are acting [in the best interest] of Catawba.

E: I appreciate you giving me your time and your expertise,

your philosophy of life. I like what you said and I say I

hope the future is going to be good for you and that they

e are going to begin to appreciate what you have done/ 6Maybe

appreciate a little wee bit that I have done.

T: That is not the point. As far as I am concerned, that is

/ not the point. The point is that i-a;100 years from now,

people in this area ought to know that Catawba had a great

impact on what happened here, and I would hope 100 years


from now it still does. But because of-w the executive

committee and most of the general tribal council and the

actions they have taken, there legally will not be a Catawba

100 years from now.

E: I want to ask you about your daughter, the one that was a

valedictorian at Rock Hill. I always remember her up there


T: She is expecting her third child. She is very happy.

E: Would you please write to her, when you write, to tell her I

have not forgotten her.

T: OK, I will.

E: Here, put her little address down for me and I will write

her myself. I have her picture that she gave me. She

started off and said, "We have come a long way." I wanted to

say, "Yes you have and I am proud of it." And for her to do

that before 150 students and be the leader of her class was

something. I am going to turn it off now.

University of Florida Home Page
© 2004 - 2010 University of Florida George A. Smathers Libraries.
All rights reserved.

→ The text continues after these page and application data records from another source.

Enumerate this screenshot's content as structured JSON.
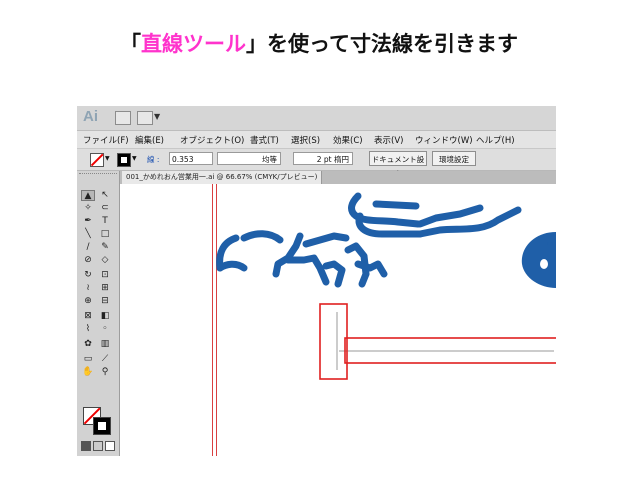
{
  "heading": {
    "open_bracket": "「",
    "tool_name": "直線ツール",
    "rest": "」を使って寸法線を引きます",
    "highlight_color": "#ff33cc"
  },
  "app": {
    "logo": "Ai",
    "menu": [
      "ファイル(F)",
      "編集(E)",
      "オブジェクト(O)",
      "書式(T)",
      "選択(S)",
      "効果(C)",
      "表示(V)",
      "ウィンドウ(W)",
      "ヘルプ(H)"
    ],
    "control": {
      "stroke_label": "線 :",
      "stroke_value": "0.353",
      "profile": "均等",
      "brush": "2 pt 楕円",
      "doc_setup": "ドキュメント設定",
      "prefs": "環境設定"
    },
    "doc_tab": "001_かめれおん営業用一.ai @ 66.67% (CMYK/プレビュー)"
  },
  "colors": {
    "drawing_blue": "#1f5fa8",
    "highlight_red": "#e02020"
  }
}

Acceptable Use, Copyright, and Disclaimer Statement
Last updated October 10, 2010 - - mvs